[Items from an interface collection]
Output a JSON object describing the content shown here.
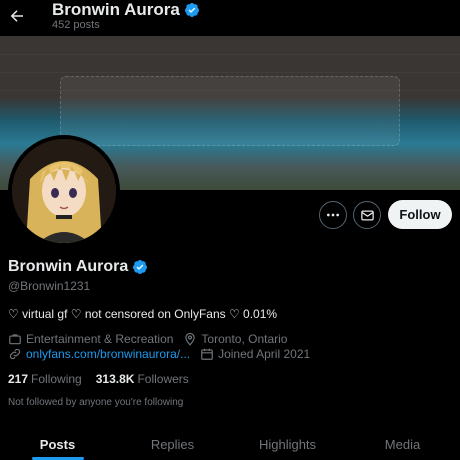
{
  "header": {
    "name": "Bronwin Aurora",
    "post_count": "452 posts"
  },
  "banner": {
    "description": ""
  },
  "profile": {
    "name": "Bronwin Aurora",
    "handle": "@Bronwin1231",
    "verified": true,
    "bio": "♡ virtual gf ♡ not censored on OnlyFans ♡ 0.01%",
    "category": "Entertainment & Recreation",
    "location": "Toronto, Ontario",
    "website": "onlyfans.com/bronwinaurora/...",
    "joined": "Joined April 2021"
  },
  "actions": {
    "follow_label": "Follow"
  },
  "stats": {
    "following_count": "217",
    "following_label": "Following",
    "followers_count": "313.8K",
    "followers_label": "Followers"
  },
  "followed_note": "Not followed by anyone you're following",
  "tabs": [
    {
      "label": "Posts",
      "active": true
    },
    {
      "label": "Replies",
      "active": false
    },
    {
      "label": "Highlights",
      "active": false
    },
    {
      "label": "Media",
      "active": false
    }
  ],
  "colors": {
    "background": "#000000",
    "text_primary": "#e7e9ea",
    "text_secondary": "#71767b",
    "accent": "#1d9bf0",
    "follow_button": "#eff3f4"
  },
  "icons": [
    "back-arrow-icon",
    "verified-badge-icon",
    "more-icon",
    "message-icon",
    "briefcase-icon",
    "location-pin-icon",
    "link-icon",
    "calendar-icon"
  ]
}
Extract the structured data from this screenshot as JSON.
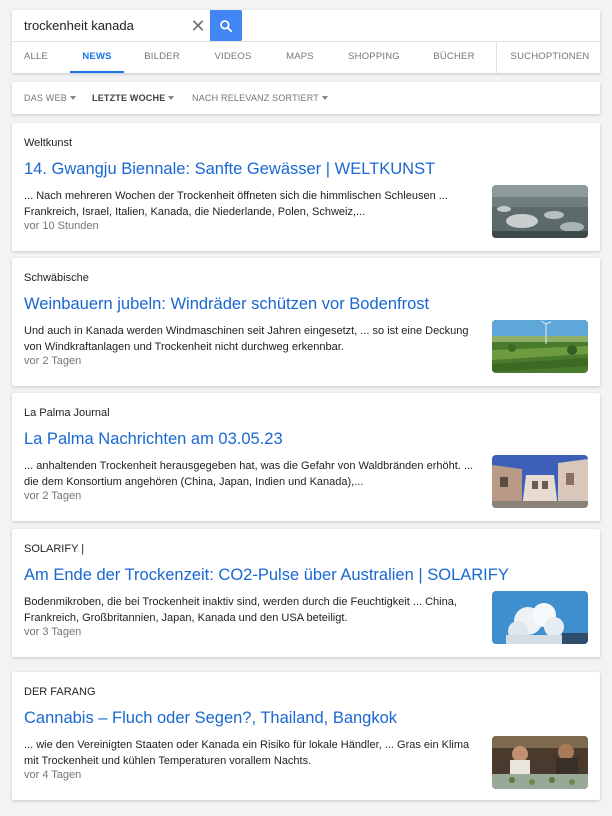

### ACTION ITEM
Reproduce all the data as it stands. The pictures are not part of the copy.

### YOUR SOLUTION
Output a JSON object describing the content shown here.
{
  "header": {
    "name": "Bronwin Aurora",
    "post_count": "452 posts"
  },
  "banner": {
    "description": ""
  },
  "profile": {
    "name": "Bronwin Aurora",
    "handle": "@Bronwin1231",
    "verified": true,
    "bio": "♡ virtual gf ♡ not censored on OnlyFans ♡ 0.01%",
    "category": "Entertainment & Recreation",
    "location": "Toronto, Ontario",
    "website": "onlyfans.com/bronwinaurora/...",
    "joined": "Joined April 2021"
  },
  "actions": {
    "follow_label": "Follow"
  },
  "stats": {
    "following_count": "217",
    "following_label": "Following",
    "followers_count": "313.8K",
    "followers_label": "Followers"
  },
  "followed_note": "Not followed by anyone you're following",
  "tabs": [
    {
      "label": "Posts",
      "active": true
    },
    {
      "label": "Replies",
      "active": false
    },
    {
      "label": "Highlights",
      "active": false
    },
    {
      "label": "Media",
      "active": false
    }
  ],
  "colors": {
    "background": "#000000",
    "text_primary": "#e7e9ea",
    "text_secondary": "#71767b",
    "accent": "#1d9bf0",
    "follow_button": "#eff3f4"
  },
  "icons": [
    "back-arrow-icon",
    "verified-badge-icon",
    "more-icon",
    "message-icon",
    "briefcase-icon",
    "location-pin-icon",
    "link-icon",
    "calendar-icon"
  ]
}
Extract the structured data from this screenshot as JSON.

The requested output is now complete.